President Obama disagrees with the Federal Housing Finance Agency's (FHFA) refusal to allow principal reductions on mortgages but can do little to stop it, according to Housing and Urban Development secretary Shaun Donovan.
Speaking with reporters on a conference call late in the week, Donovan acknowledged that many on the left have been urging Obama to fire acting FHFA director Ed DeMarco since he announced Tuesday that Fannie Mae and Freddie Mac would not permit principal reductions as part of a government refinancing program. That is impossible, Donovan said.
"He is a career employee — some have called for him to be fired. That is not authority that the president has," Donovan said.
The Obama administration had nominated Joseph Smith — now the $25 billion mortgage settlement's monitor—to be head of FHFA, but Senate Republicans opposed the appointment, Donovan said.
"We had a very strong nominee, very qualified," said Donovan. "He was blocked by the Senate."
Donovan's comments came the same day a consumer group announced it had collected 25,000 signatures in the past day alone calling on the president to fire DeMarco. Rebuild the Dream said more than 117,000 people have signed a petition demanding DeMarco's ouster.
"Giving America's underwater homeowners some mortgage relief would save our government $1 billion, keep hundreds of thousands of American families out of foreclosure and create more than a million jobs, as homeowners start spending more money locally," said Van Jones, president and co-founder of Rebuild the Dream. "Edward DeMarco is single-handedly standing in the way of all of this. The best thing President Obama can do for the economy right now is get rid of Ed DeMarco."
Donovan is technically correct in saying that Obama cannot fire DeMarco over a policy disagreement. Under the law, the head of an agency can only be dismissed "for cause," a standard DeMarco has not reached, according to Mark Calabria, a former top Senate Banking Committee staffer and now director of financial regulation studies at the Cato Institute. Even if he were removed as acting head and returned to his previous role as deputy director, however, it's unclear who Obama could replace DeMarco with that would view the decision on principal reductions any differently.

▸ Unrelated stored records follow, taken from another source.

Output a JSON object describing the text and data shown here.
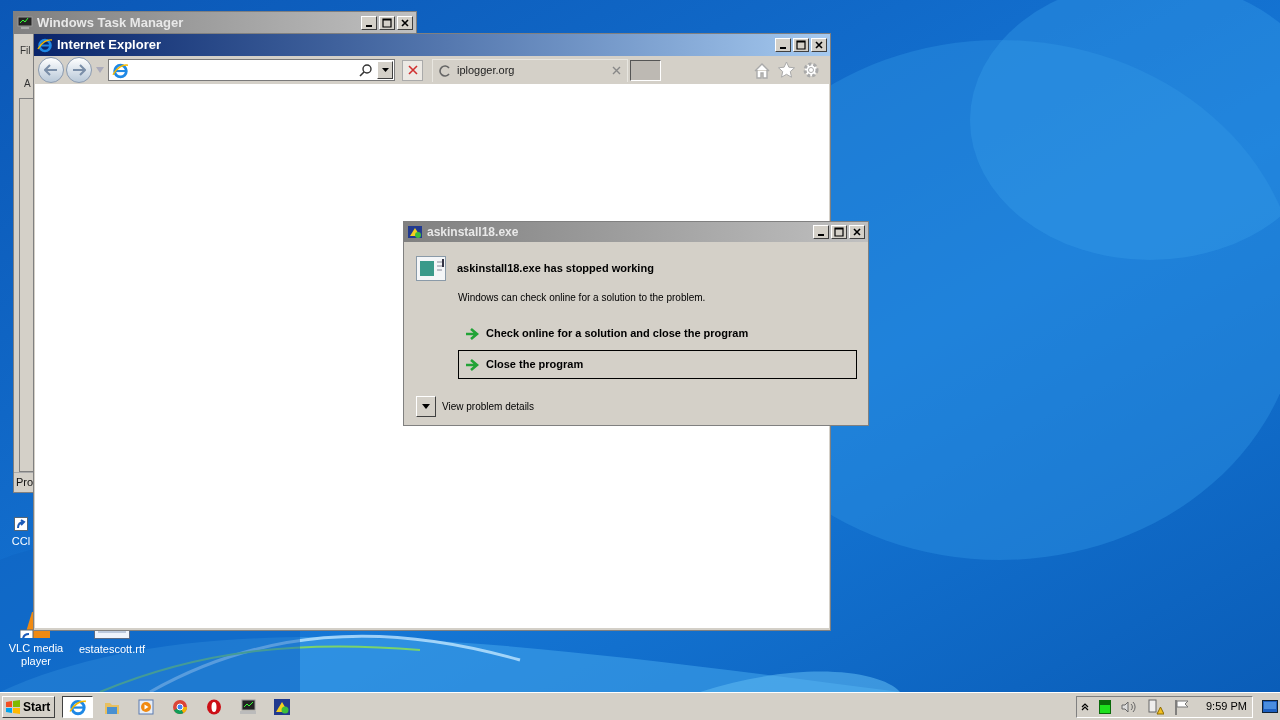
{
  "desktop_icons": [
    {
      "label": "CCl"
    },
    {
      "label": "VLC media player"
    },
    {
      "label": "estatescott.rtf"
    }
  ],
  "task_manager": {
    "title": "Windows Task Manager",
    "menu_text": "Fil",
    "tab_label": "A",
    "status_text": "Pro"
  },
  "browser": {
    "title": "Internet Explorer",
    "tab": {
      "title": "iplogger.org"
    }
  },
  "dialog": {
    "title": "askinstall18.exe",
    "heading": "askinstall18.exe has stopped working",
    "message": "Windows can check online for a solution to the problem.",
    "options": [
      {
        "label": "Check online for a solution and close the program",
        "selected": false
      },
      {
        "label": "Close the program",
        "selected": true
      }
    ],
    "details_label": "View problem details"
  },
  "taskbar": {
    "start_label": "Start",
    "apps": [
      {
        "kind": "ie",
        "selected": true
      },
      {
        "kind": "folder",
        "selected": false
      },
      {
        "kind": "media",
        "selected": false
      },
      {
        "kind": "chrome",
        "selected": false
      },
      {
        "kind": "opera",
        "selected": false
      },
      {
        "kind": "monitor",
        "selected": false
      },
      {
        "kind": "installer",
        "selected": false
      }
    ],
    "clock": "9:59 PM"
  }
}
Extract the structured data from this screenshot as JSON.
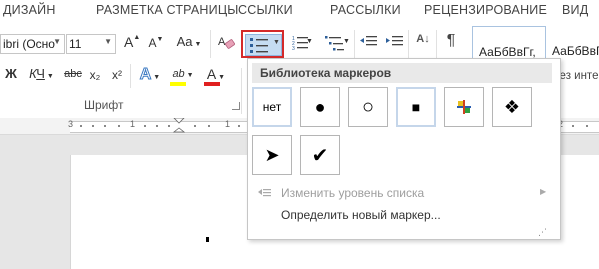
{
  "tabs": [
    "ДИЗАЙН",
    "РАЗМЕТКА СТРАНИЦЫ",
    "ССЫЛКИ",
    "РАССЫЛКИ",
    "РЕЦЕНЗИРОВАНИЕ",
    "ВИД"
  ],
  "font": {
    "name_value": "ibri (Осно",
    "size_value": "11",
    "grow_label": "A",
    "shrink_label": "A",
    "case_label": "Aa",
    "strike_label": "abc",
    "subscript_label": "x₂",
    "superscript_label": "x²",
    "effects_label": "A",
    "highlight_label": "ab",
    "color_label": "A",
    "bold_label": "Ж",
    "italic_label": "К",
    "underline_label": "Ч",
    "group_name": "Шрифт"
  },
  "paragraph": {
    "show_marks_label": "¶",
    "sort_label": "А↓"
  },
  "styles": {
    "preview1": "АаБбВвГг,",
    "preview2": "АаБбВвГг",
    "preview3": "Без инте"
  },
  "ruler_numbers": [
    "3",
    "1",
    "1",
    "2"
  ],
  "bullet_menu": {
    "header": "Библиотека маркеров",
    "none_label": "нет",
    "bullets": [
      {
        "name": "none",
        "symbol": "нет"
      },
      {
        "name": "filled-circle",
        "symbol": "●"
      },
      {
        "name": "hollow-circle",
        "symbol": "○"
      },
      {
        "name": "filled-square",
        "symbol": "■"
      },
      {
        "name": "four-color-cross",
        "symbol": "✢"
      },
      {
        "name": "diamond-cluster",
        "symbol": "❖"
      },
      {
        "name": "arrowhead",
        "symbol": "➤"
      },
      {
        "name": "checkmark",
        "symbol": "✔"
      }
    ],
    "change_level": "Изменить уровень списка",
    "define_new": "Определить новый маркер..."
  },
  "colors": {
    "highlight_bar": "#ffff00",
    "font_color_bar": "#e02020",
    "active_border": "#d42a2a",
    "active_fill": "#c5dcf2",
    "selected_border": "#c5d6ea"
  }
}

"The president cannot fire DeMarco in terms of his being a government employee," said Calabria. "If DeMarco provided sufficient cause, he could probably be removed but still keep his former job as deputy director. The President would be limited, however, to appointing one of the other deputy directors as acting director."